### TASK OBJECTIVE
The answer must be a single number: the count of lines in these records that hold "data".

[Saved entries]
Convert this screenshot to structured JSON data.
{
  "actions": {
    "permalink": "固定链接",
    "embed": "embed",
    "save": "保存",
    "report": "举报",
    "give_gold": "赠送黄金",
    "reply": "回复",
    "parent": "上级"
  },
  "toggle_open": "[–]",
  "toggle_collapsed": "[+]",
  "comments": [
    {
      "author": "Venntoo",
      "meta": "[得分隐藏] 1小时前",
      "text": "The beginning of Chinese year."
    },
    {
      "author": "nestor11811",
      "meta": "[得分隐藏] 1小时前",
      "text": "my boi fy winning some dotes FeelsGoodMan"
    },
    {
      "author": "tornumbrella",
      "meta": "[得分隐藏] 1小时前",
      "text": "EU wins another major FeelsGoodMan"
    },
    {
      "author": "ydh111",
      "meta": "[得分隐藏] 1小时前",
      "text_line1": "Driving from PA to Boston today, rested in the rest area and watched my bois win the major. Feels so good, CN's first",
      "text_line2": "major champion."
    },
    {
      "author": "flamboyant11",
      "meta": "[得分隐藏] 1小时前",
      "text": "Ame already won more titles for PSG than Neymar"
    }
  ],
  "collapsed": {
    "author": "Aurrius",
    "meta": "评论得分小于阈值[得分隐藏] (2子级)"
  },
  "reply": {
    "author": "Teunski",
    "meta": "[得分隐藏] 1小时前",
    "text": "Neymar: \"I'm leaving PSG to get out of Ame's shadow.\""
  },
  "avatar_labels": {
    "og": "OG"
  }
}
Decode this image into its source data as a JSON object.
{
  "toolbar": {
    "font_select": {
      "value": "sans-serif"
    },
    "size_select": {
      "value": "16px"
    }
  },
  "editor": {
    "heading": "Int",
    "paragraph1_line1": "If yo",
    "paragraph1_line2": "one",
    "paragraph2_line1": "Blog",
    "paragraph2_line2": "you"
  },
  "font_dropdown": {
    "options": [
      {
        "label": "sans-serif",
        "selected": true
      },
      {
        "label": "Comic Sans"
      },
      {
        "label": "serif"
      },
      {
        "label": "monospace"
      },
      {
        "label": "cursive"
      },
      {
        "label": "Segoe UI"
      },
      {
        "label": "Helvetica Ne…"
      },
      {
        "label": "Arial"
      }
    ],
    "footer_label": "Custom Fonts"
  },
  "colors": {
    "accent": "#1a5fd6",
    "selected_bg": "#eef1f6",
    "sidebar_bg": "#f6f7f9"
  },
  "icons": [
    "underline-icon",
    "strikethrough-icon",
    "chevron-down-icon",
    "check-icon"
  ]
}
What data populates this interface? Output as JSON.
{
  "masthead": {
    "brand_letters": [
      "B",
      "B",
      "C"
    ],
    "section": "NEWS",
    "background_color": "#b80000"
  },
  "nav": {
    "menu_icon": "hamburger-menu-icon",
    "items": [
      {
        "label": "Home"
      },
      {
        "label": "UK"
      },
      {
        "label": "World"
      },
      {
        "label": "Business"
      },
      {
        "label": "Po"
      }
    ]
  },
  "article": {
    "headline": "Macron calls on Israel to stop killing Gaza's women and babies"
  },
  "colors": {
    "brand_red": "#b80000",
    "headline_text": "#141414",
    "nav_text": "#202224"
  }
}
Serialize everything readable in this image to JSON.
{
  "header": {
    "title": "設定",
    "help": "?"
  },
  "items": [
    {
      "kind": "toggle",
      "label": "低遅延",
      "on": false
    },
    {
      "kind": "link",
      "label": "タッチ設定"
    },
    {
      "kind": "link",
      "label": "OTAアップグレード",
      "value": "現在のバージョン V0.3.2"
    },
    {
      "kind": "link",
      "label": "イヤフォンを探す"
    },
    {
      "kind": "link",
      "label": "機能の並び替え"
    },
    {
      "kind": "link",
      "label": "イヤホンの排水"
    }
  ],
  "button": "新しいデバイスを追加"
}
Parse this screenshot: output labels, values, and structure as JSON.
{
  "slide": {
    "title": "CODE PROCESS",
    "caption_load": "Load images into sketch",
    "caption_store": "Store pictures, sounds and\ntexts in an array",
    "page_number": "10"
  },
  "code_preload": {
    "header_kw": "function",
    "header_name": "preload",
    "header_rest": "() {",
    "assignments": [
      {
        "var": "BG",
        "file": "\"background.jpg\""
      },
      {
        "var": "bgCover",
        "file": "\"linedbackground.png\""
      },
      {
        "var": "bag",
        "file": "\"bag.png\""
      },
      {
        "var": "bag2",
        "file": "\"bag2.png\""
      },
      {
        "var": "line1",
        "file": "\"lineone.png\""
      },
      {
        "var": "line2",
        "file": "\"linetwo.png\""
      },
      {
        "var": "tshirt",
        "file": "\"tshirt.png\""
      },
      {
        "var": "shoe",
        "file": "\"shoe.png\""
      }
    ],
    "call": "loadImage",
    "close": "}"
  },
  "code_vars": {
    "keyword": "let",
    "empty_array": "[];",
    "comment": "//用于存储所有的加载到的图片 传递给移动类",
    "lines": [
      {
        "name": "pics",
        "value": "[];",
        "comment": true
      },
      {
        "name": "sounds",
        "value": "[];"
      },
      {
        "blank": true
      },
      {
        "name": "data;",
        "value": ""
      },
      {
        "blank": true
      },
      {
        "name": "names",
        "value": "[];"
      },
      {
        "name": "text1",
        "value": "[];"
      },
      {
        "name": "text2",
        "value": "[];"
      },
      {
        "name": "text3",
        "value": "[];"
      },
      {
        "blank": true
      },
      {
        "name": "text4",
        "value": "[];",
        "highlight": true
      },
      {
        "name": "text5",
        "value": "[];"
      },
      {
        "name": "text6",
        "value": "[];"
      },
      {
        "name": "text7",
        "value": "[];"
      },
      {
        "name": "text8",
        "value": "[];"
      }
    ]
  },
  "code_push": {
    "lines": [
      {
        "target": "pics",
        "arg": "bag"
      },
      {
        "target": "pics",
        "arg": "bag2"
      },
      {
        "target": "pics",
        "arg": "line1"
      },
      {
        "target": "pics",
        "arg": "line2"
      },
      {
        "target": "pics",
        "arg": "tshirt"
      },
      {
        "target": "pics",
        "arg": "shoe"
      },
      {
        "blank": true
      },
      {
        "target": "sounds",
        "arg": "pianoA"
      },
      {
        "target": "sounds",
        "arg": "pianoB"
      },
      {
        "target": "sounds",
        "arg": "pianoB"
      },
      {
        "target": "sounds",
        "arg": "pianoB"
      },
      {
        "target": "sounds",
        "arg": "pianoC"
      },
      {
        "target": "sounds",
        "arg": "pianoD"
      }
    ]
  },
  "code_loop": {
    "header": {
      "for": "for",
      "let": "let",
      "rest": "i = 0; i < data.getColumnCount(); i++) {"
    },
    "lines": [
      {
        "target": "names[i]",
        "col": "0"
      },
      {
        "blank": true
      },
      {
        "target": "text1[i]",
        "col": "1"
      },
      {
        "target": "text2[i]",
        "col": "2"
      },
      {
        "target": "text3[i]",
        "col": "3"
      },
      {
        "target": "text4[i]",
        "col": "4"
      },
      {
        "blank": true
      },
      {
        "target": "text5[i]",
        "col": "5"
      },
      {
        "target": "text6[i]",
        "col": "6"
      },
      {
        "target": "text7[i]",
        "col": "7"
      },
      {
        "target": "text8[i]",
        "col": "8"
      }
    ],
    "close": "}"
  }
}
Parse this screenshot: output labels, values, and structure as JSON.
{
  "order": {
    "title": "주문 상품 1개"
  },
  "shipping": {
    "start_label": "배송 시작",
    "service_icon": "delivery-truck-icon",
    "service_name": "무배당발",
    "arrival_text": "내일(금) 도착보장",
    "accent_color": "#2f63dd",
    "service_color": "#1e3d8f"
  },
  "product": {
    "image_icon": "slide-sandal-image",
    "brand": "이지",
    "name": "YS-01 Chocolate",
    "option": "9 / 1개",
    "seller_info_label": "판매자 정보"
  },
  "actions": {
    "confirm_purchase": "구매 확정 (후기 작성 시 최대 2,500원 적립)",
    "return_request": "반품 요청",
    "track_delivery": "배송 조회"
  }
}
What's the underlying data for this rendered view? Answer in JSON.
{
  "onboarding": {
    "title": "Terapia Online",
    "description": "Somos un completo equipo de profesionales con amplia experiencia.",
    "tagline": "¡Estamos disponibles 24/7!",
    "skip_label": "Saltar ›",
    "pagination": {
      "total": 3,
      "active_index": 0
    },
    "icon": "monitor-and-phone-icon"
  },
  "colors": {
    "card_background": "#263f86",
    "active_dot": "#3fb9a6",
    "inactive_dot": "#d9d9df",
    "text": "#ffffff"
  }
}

### SOLVED EXERCISE
6